However, I agree with the K. Aarons article about read anti-blackness as self-abolition, and I like the suggestion made by Calvin Warren of constantly being critical of the world around you and calling things out (an unflinching paradigmatic analysis if you will?).

ALSO: THERE IS SO MUCH MORE LITERATURE OUT THERE (this is an example of the “go to the other side of the library” that debaters spew out in their K underviews). I am unsure why people feel so comfortable discussing the plight that is anti-blackness but will not address other violence and history analyzed by other critical race theorists. If you’re a person of color interested in reading identity arguments, check out your history (e.g. Latinx Critical Race Theory, Asian American Critical Race Theory, DesiCrit – which is the term used by Vinay Harpalani in the writing specific to South Asian Americans).

4. “Research Tips”

  • Use Boolean Operators in your search-engine entries! I will quote this really concise article on this (https://library.albany.edu/subject/tutorials/education/boolean.html): “Boolean Operators are used to connect and define the relationship between your search terms. When searching electronic databases, you can use Boolean operators to either narrow or broaden your record sets. The three Boolean operators are ANDOR and NOT.”
  •  Use quotation marks to clarify which words you are requiring be included in the search results.
  • Try re-phrasing what you are looking for in order to find the articles you’re looking for (e.g. synonyms for words, rephrasing questions)
  • Google Scholar is a free and awesome resource!
  • Ask college students to unlock/access articles and books for you.
  • Verbatim Cite Creator is a Chrome extension that will save so much time.

5. Note for the submissions: “Going to more bid tournaments independently” and “stress and pressure to perform well vrs. Enjoying debate as a space for friendly competition and discourse”
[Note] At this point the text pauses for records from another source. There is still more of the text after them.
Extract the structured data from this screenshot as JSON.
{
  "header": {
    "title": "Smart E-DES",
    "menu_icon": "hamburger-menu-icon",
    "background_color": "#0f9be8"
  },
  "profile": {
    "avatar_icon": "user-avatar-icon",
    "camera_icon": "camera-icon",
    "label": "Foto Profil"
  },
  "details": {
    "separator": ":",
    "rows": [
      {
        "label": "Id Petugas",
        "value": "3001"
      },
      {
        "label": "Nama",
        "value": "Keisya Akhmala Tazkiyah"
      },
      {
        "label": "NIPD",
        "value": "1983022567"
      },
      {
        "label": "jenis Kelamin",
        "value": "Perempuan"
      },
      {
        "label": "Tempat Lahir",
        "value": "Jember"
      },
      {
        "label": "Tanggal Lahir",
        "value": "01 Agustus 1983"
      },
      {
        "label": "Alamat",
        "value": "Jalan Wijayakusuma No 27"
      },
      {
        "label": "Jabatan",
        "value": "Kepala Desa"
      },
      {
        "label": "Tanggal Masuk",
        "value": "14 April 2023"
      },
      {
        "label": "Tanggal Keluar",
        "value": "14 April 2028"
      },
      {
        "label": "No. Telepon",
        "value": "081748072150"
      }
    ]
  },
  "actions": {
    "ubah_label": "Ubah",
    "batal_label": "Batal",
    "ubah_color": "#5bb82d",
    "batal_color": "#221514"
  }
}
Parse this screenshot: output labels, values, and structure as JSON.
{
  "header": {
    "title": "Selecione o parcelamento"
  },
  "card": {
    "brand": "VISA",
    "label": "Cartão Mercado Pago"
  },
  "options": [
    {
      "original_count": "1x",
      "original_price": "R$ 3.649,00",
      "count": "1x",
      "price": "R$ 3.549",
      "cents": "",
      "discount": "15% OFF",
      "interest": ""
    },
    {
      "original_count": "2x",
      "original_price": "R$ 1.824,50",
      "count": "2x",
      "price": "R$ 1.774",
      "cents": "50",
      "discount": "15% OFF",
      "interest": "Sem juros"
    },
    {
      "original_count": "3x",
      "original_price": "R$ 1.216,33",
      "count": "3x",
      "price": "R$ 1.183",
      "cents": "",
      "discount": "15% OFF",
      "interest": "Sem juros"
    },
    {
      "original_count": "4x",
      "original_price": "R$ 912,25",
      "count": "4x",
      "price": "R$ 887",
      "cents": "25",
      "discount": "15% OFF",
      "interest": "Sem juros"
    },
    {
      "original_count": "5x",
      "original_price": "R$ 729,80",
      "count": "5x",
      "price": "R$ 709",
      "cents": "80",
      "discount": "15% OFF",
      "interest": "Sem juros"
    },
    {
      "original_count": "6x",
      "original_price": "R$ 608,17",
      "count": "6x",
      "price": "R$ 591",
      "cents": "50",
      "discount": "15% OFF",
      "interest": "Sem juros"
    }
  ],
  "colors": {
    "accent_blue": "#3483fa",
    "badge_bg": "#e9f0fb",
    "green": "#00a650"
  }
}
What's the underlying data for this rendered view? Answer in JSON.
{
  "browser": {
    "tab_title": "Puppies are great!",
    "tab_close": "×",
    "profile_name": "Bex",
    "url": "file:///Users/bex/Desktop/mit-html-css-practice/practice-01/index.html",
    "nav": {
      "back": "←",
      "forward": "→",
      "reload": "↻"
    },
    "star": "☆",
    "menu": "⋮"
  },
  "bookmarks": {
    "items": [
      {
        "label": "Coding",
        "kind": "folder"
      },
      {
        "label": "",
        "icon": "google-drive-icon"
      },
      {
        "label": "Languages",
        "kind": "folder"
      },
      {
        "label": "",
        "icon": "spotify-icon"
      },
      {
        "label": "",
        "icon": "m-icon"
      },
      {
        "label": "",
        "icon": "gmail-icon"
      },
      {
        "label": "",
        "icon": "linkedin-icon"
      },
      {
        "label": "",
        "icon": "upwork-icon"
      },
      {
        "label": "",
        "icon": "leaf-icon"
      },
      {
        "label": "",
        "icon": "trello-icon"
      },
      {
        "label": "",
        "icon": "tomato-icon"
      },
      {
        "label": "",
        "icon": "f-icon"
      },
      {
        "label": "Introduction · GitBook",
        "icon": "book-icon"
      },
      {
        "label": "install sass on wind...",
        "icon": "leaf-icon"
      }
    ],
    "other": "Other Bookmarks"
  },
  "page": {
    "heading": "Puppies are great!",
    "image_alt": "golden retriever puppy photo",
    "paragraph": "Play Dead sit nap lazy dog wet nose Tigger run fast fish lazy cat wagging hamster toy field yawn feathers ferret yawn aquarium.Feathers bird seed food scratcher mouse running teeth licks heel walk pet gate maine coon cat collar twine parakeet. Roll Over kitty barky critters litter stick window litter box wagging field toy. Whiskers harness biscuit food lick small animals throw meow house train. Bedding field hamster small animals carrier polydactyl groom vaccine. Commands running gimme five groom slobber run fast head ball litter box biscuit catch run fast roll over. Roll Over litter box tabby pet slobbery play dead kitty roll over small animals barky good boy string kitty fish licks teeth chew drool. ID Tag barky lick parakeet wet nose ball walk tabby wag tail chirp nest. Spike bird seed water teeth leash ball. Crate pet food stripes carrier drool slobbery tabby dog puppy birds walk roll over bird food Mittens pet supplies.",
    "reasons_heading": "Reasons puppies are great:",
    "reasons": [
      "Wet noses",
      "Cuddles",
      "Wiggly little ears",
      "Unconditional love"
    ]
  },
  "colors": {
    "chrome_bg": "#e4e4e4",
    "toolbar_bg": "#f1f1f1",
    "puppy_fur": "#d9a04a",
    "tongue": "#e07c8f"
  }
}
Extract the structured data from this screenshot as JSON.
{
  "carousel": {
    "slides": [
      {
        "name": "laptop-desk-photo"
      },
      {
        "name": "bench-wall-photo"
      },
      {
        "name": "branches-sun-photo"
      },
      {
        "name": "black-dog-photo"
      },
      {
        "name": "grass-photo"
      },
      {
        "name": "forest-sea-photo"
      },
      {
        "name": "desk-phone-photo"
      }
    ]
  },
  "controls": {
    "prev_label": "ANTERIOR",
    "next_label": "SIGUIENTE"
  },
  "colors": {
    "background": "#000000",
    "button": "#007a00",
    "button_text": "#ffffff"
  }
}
Check out our last post (NSDeep – week 1) about this! There are some extremely insightful responses about independent debating, dealing with stress, anxiety, depression, and toxic competitiveness in debate.

 

Jayanne Forrest